chool. My colleague helped me half of the way — otherwise, I might have fallen into the gully,” he said.
Gao Yangyao, who worked with Gao Ziren for many years, said that “he has difficulty walking, but he is usually the first to come to school.”
Gao Ziren’s Mandarin Chinese was not so good in the beginning, and he continued listening to radio broadcasts to improve his pro
nunciation. When students had the wrong pronunciation, he would correct them, even when it cost the whole class time.
In 1980s, the mountainous area had poor teaching conditions, with a lack of desks and benches, so Gao br
ought some desks and benches from home.
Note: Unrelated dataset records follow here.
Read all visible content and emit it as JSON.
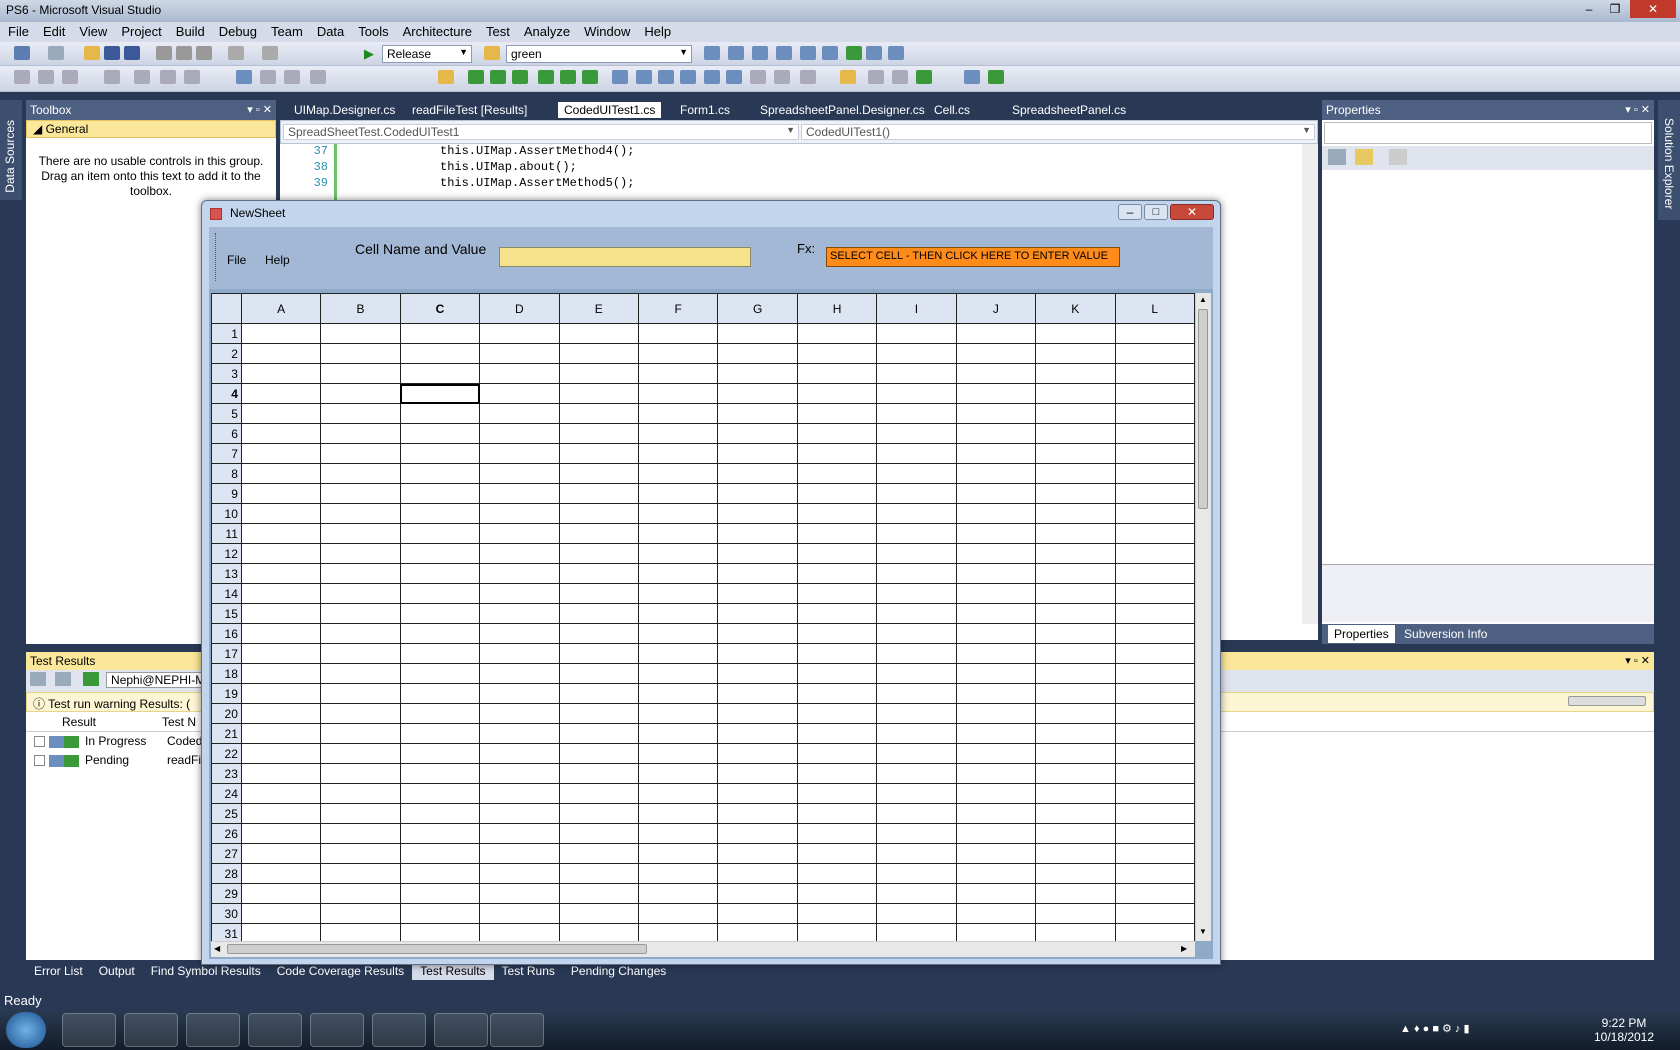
{
  "window": {
    "title": "PS6 - Microsoft Visual Studio"
  },
  "menu": [
    "File",
    "Edit",
    "View",
    "Project",
    "Build",
    "Debug",
    "Team",
    "Data",
    "Tools",
    "Architecture",
    "Test",
    "Analyze",
    "Window",
    "Help"
  ],
  "toolbar": {
    "config": "Release",
    "platform": "green"
  },
  "toolbox": {
    "title": "Toolbox",
    "group": "General",
    "message": "There are no usable controls in this group. Drag an item onto this text to add it to the toolbox."
  },
  "side_tabs": {
    "left": "Data Sources",
    "right": "Solution Explorer"
  },
  "editor": {
    "tabs": [
      "UIMap.Designer.cs",
      "readFileTest [Results]",
      "CodedUITest1.cs",
      "Form1.cs",
      "SpreadsheetPanel.Designer.cs",
      "Cell.cs",
      "SpreadsheetPanel.cs"
    ],
    "active_tab": "CodedUITest1.cs",
    "type_dropdown": "SpreadSheetTest.CodedUITest1",
    "member_dropdown": "CodedUITest1()",
    "lines": [
      {
        "num": "37",
        "code": "this.UIMap.AssertMethod4();"
      },
      {
        "num": "38",
        "code": "this.UIMap.about();"
      },
      {
        "num": "39",
        "code": "this.UIMap.AssertMethod5();"
      }
    ]
  },
  "properties": {
    "title": "Properties",
    "tabs": [
      "Properties",
      "Subversion Info"
    ]
  },
  "test_results": {
    "title": "Test Results",
    "user": "Nephi@NEPHI-M",
    "warning": "Test run warning Results: (",
    "columns": [
      "Result",
      "Test N"
    ],
    "rows": [
      {
        "result": "In Progress",
        "test": "Coded"
      },
      {
        "result": "Pending",
        "test": "readFil"
      }
    ]
  },
  "bottom_tabs": [
    "Error List",
    "Output",
    "Find Symbol Results",
    "Code Coverage Results",
    "Test Results",
    "Test Runs",
    "Pending Changes"
  ],
  "status": "Ready",
  "clock": {
    "time": "9:22 PM",
    "date": "10/18/2012"
  },
  "newsheet": {
    "title": "NewSheet",
    "menu": [
      "File",
      "Help"
    ],
    "cell_label": "Cell Name and Value",
    "fx_label": "Fx:",
    "fx_value": "SELECT CELL - THEN CLICK HERE TO ENTER VALUE",
    "columns": [
      "A",
      "B",
      "C",
      "D",
      "E",
      "F",
      "G",
      "H",
      "I",
      "J",
      "K",
      "L"
    ],
    "rows": [
      "1",
      "2",
      "3",
      "4",
      "5",
      "6",
      "7",
      "8",
      "9",
      "10",
      "11",
      "12",
      "13",
      "14",
      "15",
      "16",
      "17",
      "18",
      "19",
      "20",
      "21",
      "22",
      "23",
      "24",
      "25",
      "26",
      "27",
      "28",
      "29",
      "30",
      "31"
    ],
    "selected": {
      "col": "C",
      "row": "4"
    }
  }
}
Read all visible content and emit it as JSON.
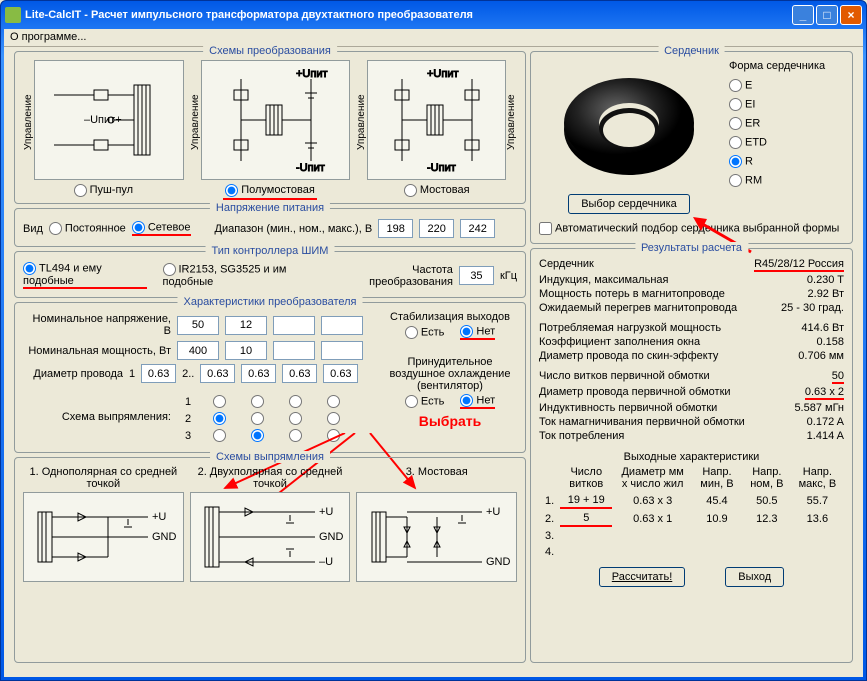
{
  "window": {
    "title": "Lite-CalcIT - Расчет импульсного трансформатора двухтактного преобразователя"
  },
  "menu": {
    "about": "О программе..."
  },
  "groups": {
    "schemes": "Схемы  преобразования",
    "voltage": "Напряжение питания",
    "controller": "Тип контроллера ШИМ",
    "params": "Характеристики преобразователя",
    "rectify": "Схемы выпрямления",
    "core": "Сердечник",
    "results": "Результаты расчета"
  },
  "schemes": {
    "ctrl_label": "Управление",
    "upit": "+Uпит",
    "minus_upit": "-Uпит",
    "upit_plus": "–Uпит+",
    "items": [
      {
        "label": "Пуш-пул"
      },
      {
        "label": "Полумостовая"
      },
      {
        "label": "Мостовая"
      }
    ]
  },
  "voltage": {
    "kind_label": "Вид",
    "const": "Постоянное",
    "ac": "Сетевое",
    "range_label": "Диапазон (мин., ном., макс.), В",
    "min": "198",
    "nom": "220",
    "max": "242"
  },
  "controller": {
    "tl494": "TL494 и ему подобные",
    "ir2153": "IR2153, SG3525 и им подобные",
    "freq_label": "Частота преобразования",
    "freq": "35",
    "freq_unit": "кГц"
  },
  "params": {
    "volt_label": "Номинальное напряжение, В",
    "power_label": "Номинальная мощность, Вт",
    "wire_label": "Диаметр провода",
    "rect_label": "Схема выпрямления:",
    "stab_label": "Стабилизация выходов",
    "yes": "Есть",
    "no": "Нет",
    "cool_label": "Принудительное воздушное охлаждение (вентилятор)",
    "select": "Выбрать",
    "v1": "50",
    "v2": "12",
    "p1": "400",
    "p2": "10",
    "d0": "0.63",
    "d1": "0.63",
    "d2": "0.63",
    "d3": "0.63",
    "d4": "0.63",
    "row_labels": [
      "1",
      "2",
      "3"
    ]
  },
  "rectify_schemes": {
    "items": [
      {
        "title": "1. Однополярная со средней точкой"
      },
      {
        "title": "2. Двухполярная со средней точкой"
      },
      {
        "title": "3. Мостовая"
      }
    ],
    "plus_u": "+U",
    "minus_u": "–U",
    "gnd": "GND"
  },
  "core": {
    "select_btn": "Выбор сердечника",
    "auto": "Автоматический подбор сердечника выбранной формы",
    "shape_label": "Форма сердечника",
    "shapes": [
      "E",
      "EI",
      "ER",
      "ETD",
      "R",
      "RM"
    ]
  },
  "results": {
    "core_label": "Сердечник",
    "core_val": "R45/28/12 Россия",
    "b_label": "Индукция, максимальная",
    "b_val": "0.230 T",
    "loss_label": "Мощность потерь в магнитопроводе",
    "loss_val": "2.92 Вт",
    "heat_label": "Ожидаемый перегрев магнитопровода",
    "heat_val": "25 - 30 град.",
    "load_label": "Потребляемая нагрузкой мощность",
    "load_val": "414.6 Вт",
    "fill_label": "Коэффициент заполнения окна",
    "fill_val": "0.158",
    "skin_label": "Диаметр провода по скин-эффекту",
    "skin_val": "0.706 мм",
    "turns_label": "Число витков первичной обмотки",
    "turns_val": "50",
    "pwire_label": "Диаметр провода первичной обмотки",
    "pwire_val": "0.63 x 2",
    "ind_label": "Индуктивность первичной обмотки",
    "ind_val": "5.587 мГн",
    "imag_label": "Ток намагничивания первичной обмотки",
    "imag_val": "0.172 A",
    "icon_label": "Ток потребления",
    "icon_val": "1.414 A",
    "out_title": "Выходные характеристики",
    "out_headers": [
      "",
      "Число витков",
      "Диаметр мм x число жил",
      "Напр. мин, В",
      "Напр. ном, В",
      "Напр. макс, В"
    ],
    "out_rows": [
      [
        "1.",
        "19 + 19",
        "0.63 x 3",
        "45.4",
        "50.5",
        "55.7"
      ],
      [
        "2.",
        "5",
        "0.63 x 1",
        "10.9",
        "12.3",
        "13.6"
      ],
      [
        "3.",
        "",
        "",
        "",
        "",
        ""
      ],
      [
        "4.",
        "",
        "",
        "",
        "",
        ""
      ]
    ]
  },
  "buttons": {
    "calc": "Рассчитать!",
    "exit": "Выход"
  }
}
When some impoverished students had no stationery, he would buy it for them.
Gao Xiaomei, one of the first students Gao Ziren taught and now a school principal in Meiling, said that he taught child
ren carefully and usually walked close to students to help them solve problems. His carefulness led her to be a teacher.
hinese herbal medicine,” said Ruan Jian, deputy manager of Anlong Xic
heng Xiushu Agriculture and Forestry. “Zhegui village has sufficient forest coverage, with p
roper altitude and climatic conditions, which is very suitable for growing imitation wild dendrobium.”
The plant, a member of the orchid family, is known as an important traditional medi
cine in China since many of its biomedical benefits have been scientifically examined.
Wild dendrobium officinale became an endangered species in the 1980s. However, with
the breakthrough of tissue culture technology in the early 2000s, artificially cultivated plants entered the market.
With the expansion in scale, dendrobium planted in some region
s suffered from problems such as pesticide residue, elevated levels of heavy metals and poor quality.
logical environment, allowing the villagers to make a living from the mount
ains,” said Ruan, who introduced the medicinal herb to the forest after a thorough investigation.
Oaks in the village have rough, thick barks, rich in water
and nutrients, making it easier for the dendrobium to attach to the trees and absorb more nutrients.
Since 2013, the company has planted dendrobium on the tree trunks of more than 267 hectares of oak forest.
For a long time, however, transportation difficulties meant the landloc
ked village could not capitalize on its unique ecological advantage. Growing dend
robium officinale was something villagers, including 44-year-old Chen Jian, had never thought of.
“All the oaks are ‘cash cows’ now,” Chen said. “Natural forests cannot be cut, so we did nothing but protect them in the past. Eve
since the dendrobium were ‘planted’ on the tree trunks, the green hills that we have kept for decades have turned into gold.”
Located in Anlong county, in Guizhou’s Qiannan Buyei and Miao autonomous prefect
ure, Zhegui is rich in forestry resources and has a climate that is neither too hot in summer nor too cold in winter.
?from across the country who moved to Dali. She and her husband, who help organize activities
such as gardening, hiking and cycling for newcomers, have a big circle of friends who have relocated to the city.
“People have different reasons for leaving, ranging from the need to take care of elderly pare
nts who have stayed in their hometowns, to taking their children back to big cities for better education,” she said.
People are also leaving because after two or three years without work, they need to find paid employment.
In recent years, thousands of people have moved to Dali from big cities. The exact number is not kno
wn, but a rough estimate from the local government shows that about 40,000 newcomers are living in the city.
Many people decided to leave their jobs and move to Dali from large cities such as Beijing, Shanghai and Guangzhou, capital of Guangdong pro
vince, due to work pressures and surging property prices, which have been hotly debated nationwide in recent years.